You can kind of picture the downhill slide – minor fender-bender (or nose in this case) becomes multi-decades long neglect, complete with parts car status at some point. Interesting light configuration. One is fog, the other spot if the PO had any sense. Continue reading
Update 7/1/12: $9500. Not too bad for a fairly straight ’56 with the matching engine. You’ll see more from this car soon.
Giulietta Spider 750D 1495*00739, 1315*40574. This car is on eBay right now out of Denver. It looks fairly complete and in reasonable shape to restore. Will need a lot of work and $ to get it together, but as the seller states, these early cars do bring real money.
Looks like the usual ‘been apart for a while’ Spider project. Door fits well.
I got these color charts in an email from Sascha in Germany who has a 1700 GT. Now that I have the original palette to choose from, I am rethinking the color I should paint the car. It needs a lot of body work so a light color would be best. It looks to have originally been white and later repainted to red. I’m not interested in red, having had a number of red cars over the years. I like the idea of white, but my cousins GT is white. I go on about light blue and gray Alfa’s, maybe this is my chance to paint something one of those. I have alternately decided on light gold, metallic dark dray and metallic light blue, so maybe I should settle on one of those. Tough decision. What do you think? Post a comment with the color from the charts below you would paint a Glas GT if you were about to paint one.
Perlgrau and Aquamarin are pretty sweet.
Update 3/27/12: This car sold for $1442 after 22 bids. A decent result for a rough looking example. Interest in these cars increases?
3/15/12: Glas 1700GT. First -pardon the non-Giulietta market post, but as I mentioned when I got my Glas GT, I plan on there being an occasional aside to the headlining act, and someone has to try and figure out what the market for these cars is. This car is on eBay out of Illinois. Looks to be too rusty to be a viable restoration candidate, but the sheet metal is ALL available and very inexpensive -too bad it’s as much work to weld up one of these as a Giulietta Sprint. There are no pictures of the engine -maybe they couldn’t get the hood open!
Pretty straight and complete looking. Shame about the door rust and, well, all the other rust too. Headlight rings are aluminum. Front bumper really makes the front end look a lot more complete than it looks without it.
How do you plan for a classic car restoration project?

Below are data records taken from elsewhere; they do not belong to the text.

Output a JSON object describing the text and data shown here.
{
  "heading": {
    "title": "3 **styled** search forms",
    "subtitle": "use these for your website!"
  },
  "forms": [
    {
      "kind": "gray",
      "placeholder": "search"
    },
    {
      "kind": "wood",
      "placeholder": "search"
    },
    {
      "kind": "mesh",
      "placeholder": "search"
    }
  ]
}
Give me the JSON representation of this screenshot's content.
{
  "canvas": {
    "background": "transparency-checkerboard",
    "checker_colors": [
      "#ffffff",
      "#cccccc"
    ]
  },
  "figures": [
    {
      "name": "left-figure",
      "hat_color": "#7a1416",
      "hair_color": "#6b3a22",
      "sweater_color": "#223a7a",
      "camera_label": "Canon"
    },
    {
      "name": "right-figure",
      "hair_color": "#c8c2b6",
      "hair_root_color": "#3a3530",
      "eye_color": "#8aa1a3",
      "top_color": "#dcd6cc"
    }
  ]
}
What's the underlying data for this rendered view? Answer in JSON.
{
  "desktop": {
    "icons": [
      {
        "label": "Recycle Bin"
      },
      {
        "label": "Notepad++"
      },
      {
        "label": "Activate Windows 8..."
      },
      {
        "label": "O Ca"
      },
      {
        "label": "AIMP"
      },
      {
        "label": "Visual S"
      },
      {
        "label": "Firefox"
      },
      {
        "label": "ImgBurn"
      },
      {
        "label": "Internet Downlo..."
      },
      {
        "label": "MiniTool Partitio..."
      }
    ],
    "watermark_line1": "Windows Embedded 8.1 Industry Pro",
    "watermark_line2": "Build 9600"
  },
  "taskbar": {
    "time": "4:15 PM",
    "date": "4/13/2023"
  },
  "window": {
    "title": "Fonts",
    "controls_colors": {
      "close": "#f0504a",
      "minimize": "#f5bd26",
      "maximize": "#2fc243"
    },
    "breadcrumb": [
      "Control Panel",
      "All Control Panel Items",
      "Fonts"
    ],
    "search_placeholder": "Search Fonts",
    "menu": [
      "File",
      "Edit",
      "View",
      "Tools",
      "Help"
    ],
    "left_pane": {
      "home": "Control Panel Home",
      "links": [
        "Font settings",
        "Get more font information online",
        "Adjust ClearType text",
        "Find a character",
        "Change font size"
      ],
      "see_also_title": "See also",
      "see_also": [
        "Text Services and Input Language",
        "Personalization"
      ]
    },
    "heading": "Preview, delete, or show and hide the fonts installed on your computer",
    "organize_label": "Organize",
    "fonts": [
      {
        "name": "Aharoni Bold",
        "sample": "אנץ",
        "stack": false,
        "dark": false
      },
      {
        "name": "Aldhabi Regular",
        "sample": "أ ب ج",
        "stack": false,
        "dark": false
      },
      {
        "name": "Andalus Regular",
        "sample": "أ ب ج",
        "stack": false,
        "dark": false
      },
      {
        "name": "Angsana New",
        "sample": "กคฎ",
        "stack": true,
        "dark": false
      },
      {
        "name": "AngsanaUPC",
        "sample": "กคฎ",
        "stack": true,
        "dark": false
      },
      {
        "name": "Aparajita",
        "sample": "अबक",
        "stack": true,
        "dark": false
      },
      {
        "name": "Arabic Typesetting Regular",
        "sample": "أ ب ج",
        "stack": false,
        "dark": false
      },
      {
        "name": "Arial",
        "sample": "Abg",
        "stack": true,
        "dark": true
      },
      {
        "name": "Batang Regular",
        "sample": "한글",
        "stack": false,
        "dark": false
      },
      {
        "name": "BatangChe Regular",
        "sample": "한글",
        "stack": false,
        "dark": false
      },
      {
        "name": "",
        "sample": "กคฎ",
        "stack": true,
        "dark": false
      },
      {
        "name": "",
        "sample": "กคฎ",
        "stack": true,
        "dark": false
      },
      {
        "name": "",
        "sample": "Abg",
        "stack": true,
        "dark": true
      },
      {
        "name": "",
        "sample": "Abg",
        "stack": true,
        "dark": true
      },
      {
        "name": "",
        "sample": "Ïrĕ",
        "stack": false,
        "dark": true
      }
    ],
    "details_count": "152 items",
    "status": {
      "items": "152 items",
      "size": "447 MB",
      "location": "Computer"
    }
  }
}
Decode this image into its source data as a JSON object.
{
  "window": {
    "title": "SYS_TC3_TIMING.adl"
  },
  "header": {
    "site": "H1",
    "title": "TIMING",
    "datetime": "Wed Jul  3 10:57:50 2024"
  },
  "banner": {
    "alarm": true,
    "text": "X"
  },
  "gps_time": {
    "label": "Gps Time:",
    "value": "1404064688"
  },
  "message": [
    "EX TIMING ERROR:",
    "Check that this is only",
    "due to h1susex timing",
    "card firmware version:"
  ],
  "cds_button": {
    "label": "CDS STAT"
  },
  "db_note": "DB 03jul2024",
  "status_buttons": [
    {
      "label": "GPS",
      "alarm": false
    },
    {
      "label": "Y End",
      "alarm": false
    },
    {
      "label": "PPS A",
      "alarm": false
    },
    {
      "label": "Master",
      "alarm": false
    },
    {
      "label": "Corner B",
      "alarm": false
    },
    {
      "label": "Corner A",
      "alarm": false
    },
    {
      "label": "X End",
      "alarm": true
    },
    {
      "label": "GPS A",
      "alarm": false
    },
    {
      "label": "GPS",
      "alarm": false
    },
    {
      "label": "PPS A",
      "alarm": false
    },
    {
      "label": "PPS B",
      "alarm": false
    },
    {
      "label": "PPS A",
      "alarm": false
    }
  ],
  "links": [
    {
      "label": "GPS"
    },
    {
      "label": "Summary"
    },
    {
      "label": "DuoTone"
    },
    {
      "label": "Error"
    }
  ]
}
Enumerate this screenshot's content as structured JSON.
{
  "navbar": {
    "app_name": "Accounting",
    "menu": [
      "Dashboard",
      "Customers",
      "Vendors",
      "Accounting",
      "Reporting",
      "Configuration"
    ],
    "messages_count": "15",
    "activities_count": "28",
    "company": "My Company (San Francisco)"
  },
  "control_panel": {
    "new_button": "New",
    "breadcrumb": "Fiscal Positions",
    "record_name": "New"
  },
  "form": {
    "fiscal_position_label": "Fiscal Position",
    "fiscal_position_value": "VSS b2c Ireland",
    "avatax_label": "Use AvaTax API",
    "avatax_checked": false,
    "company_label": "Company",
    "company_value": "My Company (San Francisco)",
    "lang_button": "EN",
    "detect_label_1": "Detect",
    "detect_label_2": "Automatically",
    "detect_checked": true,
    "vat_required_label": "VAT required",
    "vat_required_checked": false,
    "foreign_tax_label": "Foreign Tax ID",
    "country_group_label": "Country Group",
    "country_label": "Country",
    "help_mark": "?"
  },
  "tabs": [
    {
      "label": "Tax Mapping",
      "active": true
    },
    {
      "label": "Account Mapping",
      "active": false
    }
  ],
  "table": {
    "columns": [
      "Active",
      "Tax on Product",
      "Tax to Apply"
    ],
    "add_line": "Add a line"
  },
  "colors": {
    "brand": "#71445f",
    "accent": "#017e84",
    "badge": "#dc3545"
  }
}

Do you do research, make lists -parts to buy, tasks to accomplish, money to spend, craftsmen to talk to? Or do you dive in and start taking things apart because your money supply and knowledge are vast? When I was working on the Giulietta SS I sold last winter, I had short term lists, but no long term list. I didn’t have a budget to meter out money, and I didn’t have a clear path to success. With my Glas GT project I am trying to do as much up front planning as possible.
Can’t have a post without an image right? This is the pilot bearing assembly in the end of the crank shaft. It is indeed a little needle bearing. Anyone have one of these special tools I can borrow?
Giulietta Sprint Speciale 10120*00358. This car is available right now from Jan Steutel in the Netherlands. Not much is said about the condition, but from the looks of it, it has seen some work. I sold the previous owner a rear bumper spear that was a duplicate from my SS project, which is where I got the picture prior to paint and the VIN number. Asking price is 14,500 Euro -not bad really if it’s as complete as stated.
SS body on a dolly in an industrial looking neighborhood. The front fender wheel arch swooshes seem to have been trimmed or something.